The Brooklyn District Attorney’s Office will vacate hundreds of convictions that were secured based on testimony from corrupt cops, including NYPD narcotics officers who planted drugs on innocent suspects. Prosecutors appeared in court on Wednesday to request dismissals in 47 felony cases, and have plans to visit the Brooklyn Criminal Court later this month to ask for an additional 331 misdemeanor convictions to be vacated.
The cases are related to 13 NYPD officers that have been convicted of committing crimes while on duty. The vast majority of the convictions to be vacated were drug-related and involved illegal conduct including planting drugs on suspects or supplying narcotics to confidential informants. Brooklyn District Attorney Eric Gonzalez said on Wednesday that while a review did not reveal misconduct in the cases to be vacated, his prosecutors “no longer have confidence” in the work of the tainted cops.

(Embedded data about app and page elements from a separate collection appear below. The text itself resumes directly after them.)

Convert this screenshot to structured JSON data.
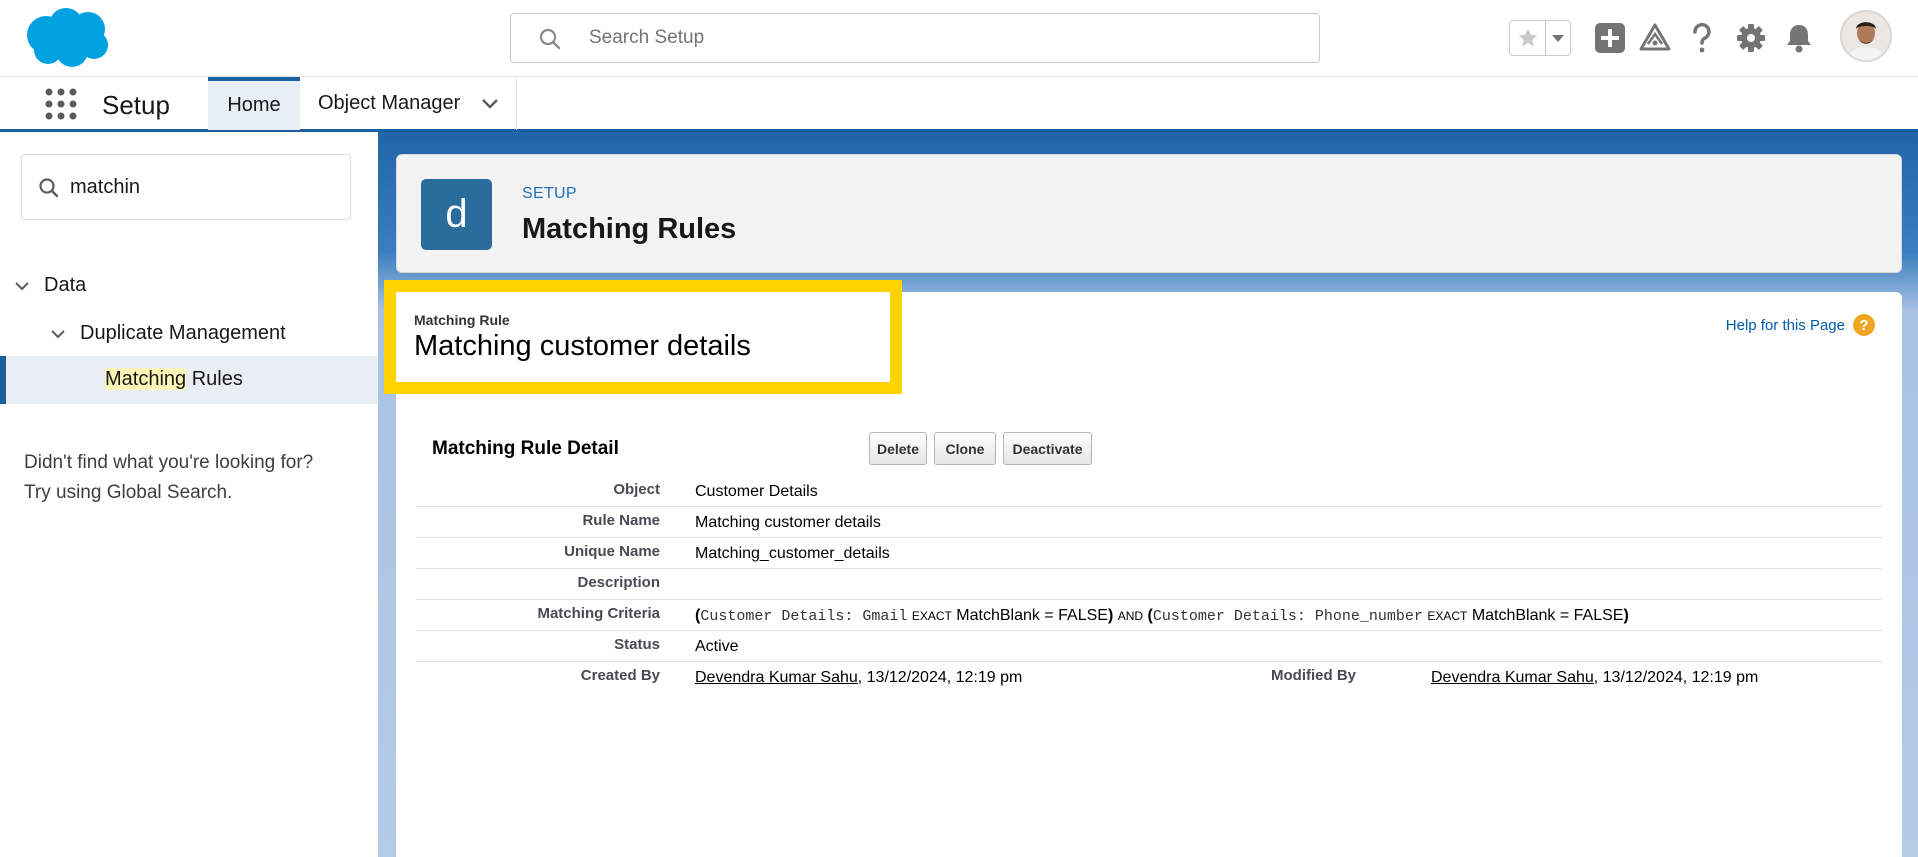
{
  "header": {
    "search_placeholder": "Search Setup"
  },
  "nav": {
    "app_name": "Setup",
    "tabs": [
      {
        "label": "Home"
      },
      {
        "label": "Object Manager"
      }
    ]
  },
  "sidebar": {
    "quickfind_value": "matchin",
    "tree": {
      "data": "Data",
      "duplicate_management": "Duplicate Management",
      "matching_rules_highlight": "Matching",
      "matching_rules_rest": " Rules"
    },
    "not_found_line1": "Didn't find what you're looking for?",
    "not_found_line2": "Try using Global Search."
  },
  "page_header": {
    "icon_letter": "d",
    "eyebrow": "SETUP",
    "title": "Matching Rules"
  },
  "rule": {
    "type_label": "Matching Rule",
    "name": "Matching customer details",
    "help_text": "Help for this Page",
    "help_glyph": "?"
  },
  "detail": {
    "section_title": "Matching Rule Detail",
    "buttons": {
      "delete": "Delete",
      "clone": "Clone",
      "deactivate": "Deactivate"
    },
    "fields": {
      "object_label": "Object",
      "object_value": "Customer Details",
      "rule_name_label": "Rule Name",
      "rule_name_value": "Matching customer details",
      "unique_name_label": "Unique Name",
      "unique_name_value": "Matching_customer_details",
      "description_label": "Description",
      "description_value": "",
      "criteria_label": "Matching Criteria",
      "criteria": {
        "field1": "Customer Details: Gmail",
        "op1": "EXACT",
        "blank1": "MatchBlank = FALSE",
        "joiner": "AND",
        "field2": "Customer Details: Phone_number",
        "op2": "EXACT",
        "blank2": "MatchBlank = FALSE"
      },
      "status_label": "Status",
      "status_value": "Active",
      "created_by_label": "Created By",
      "created_by_name": "Devendra Kumar Sahu",
      "created_by_date": ", 13/12/2024, 12:19 pm",
      "modified_by_label": "Modified By",
      "modified_by_name": "Devendra Kumar Sahu",
      "modified_by_date": ", 13/12/2024, 12:19 pm"
    }
  },
  "colors": {
    "brand_blue": "#1b5f9e",
    "highlight_yellow": "#ffd300",
    "salesforce_cloud": "#00a1e0",
    "help_orange": "#f0a623"
  }
}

“These former police officers were found to have committed serious misconduct that directly relates to their official job duties, calling into question the integrity of every arrest they have made,” Gonzalez said. “A thorough review by my Conviction Review Unit identified those cases in which their testimony was essential to proving guilt, and I will now move to dismiss those convictions as I no longer have confidence in the integrity of the evidence that underpinned them.”
Cases Connected to Corrupt Brooklyn Drug Squad
Many of the dismissed cases, a total of 134, involved testimony from former NYPD narcotics officer Jerry Bowens, who is serving a 40-prison sentence for murder after killing his girlfriend. In 2008, while assigned to Brooklyn South Narcotics Division, he illegally stole crack from suspects and provided the drugs to an informant in exchange for information. He shot and killed his girlfriend and wounded another person in 2009 while awaiting trial on the corruption case.
Bowens was one of four officers with the Brooklyn South Narcotics squad convicted in a massive corruption scandal. More than half of the cases slated for dismissal involved testimony from the four officers.
Another 14 cases were dismissed due to their connection with Jason Arbeeny, a Brooklyn South Narcotics officer who was convicted of official misconduct and other charges for planting drugs in 2007. Sean Johnstone, also a Brooklyn South Narcotics officer, was convicted of conspiracy for paying informants with drugs, leading Gonzalez to seek dismissal of 40 cases that relied on his testimony.
Tainted Convictions Resulted in Prison Time
Gonzalez and the Legal Aid Society noted that many of the cases resulted in prison time for those convicted.
“These convictions continue to hang around people and impact them in all kinds of ways,” Gonzalez said. “Had we known about these officers, we would never have brought these cases.”
Elizabeth Felber of the Legal Aid Society commended Gonzalez’s move to dismiss the cases and noted that many of those convicted have suffered ongoing repercussions of their criminal record. She also urged prosecutors to continue reviewing past convictions as a matter of policy.
“While we applaud this decision, the people prosecuted in these cases were forced to endure hardships that should never have happened to begin with,” said Felber. “Some individuals lost years of their lives serving prison sentences and many suffered collateral harm including housing instability, loss of employment, and severed access to critical services, all because of the words of these corrupt police officers.”
“We urge DA Gonzalez and all of the other New York City District Attorneys to conduct these reviews on an ongoing basis and with full transparency, not just in response to public pressure, but as their duty to ‘do justice.’ To do otherwise erodes the public’s trust in law enforcement and the criminal legal system,” Felber continued.
The Brooklyn DA’s office spent 10 months reviewing hundreds of cases that the disgraced police officers had participated in, marking for dismissal those in which testimony from the former cops was the primary evidence presented to the court. Prosecutors said about 100 convictions were kept in place based on other evidence that corroborated the former officers’ testimony.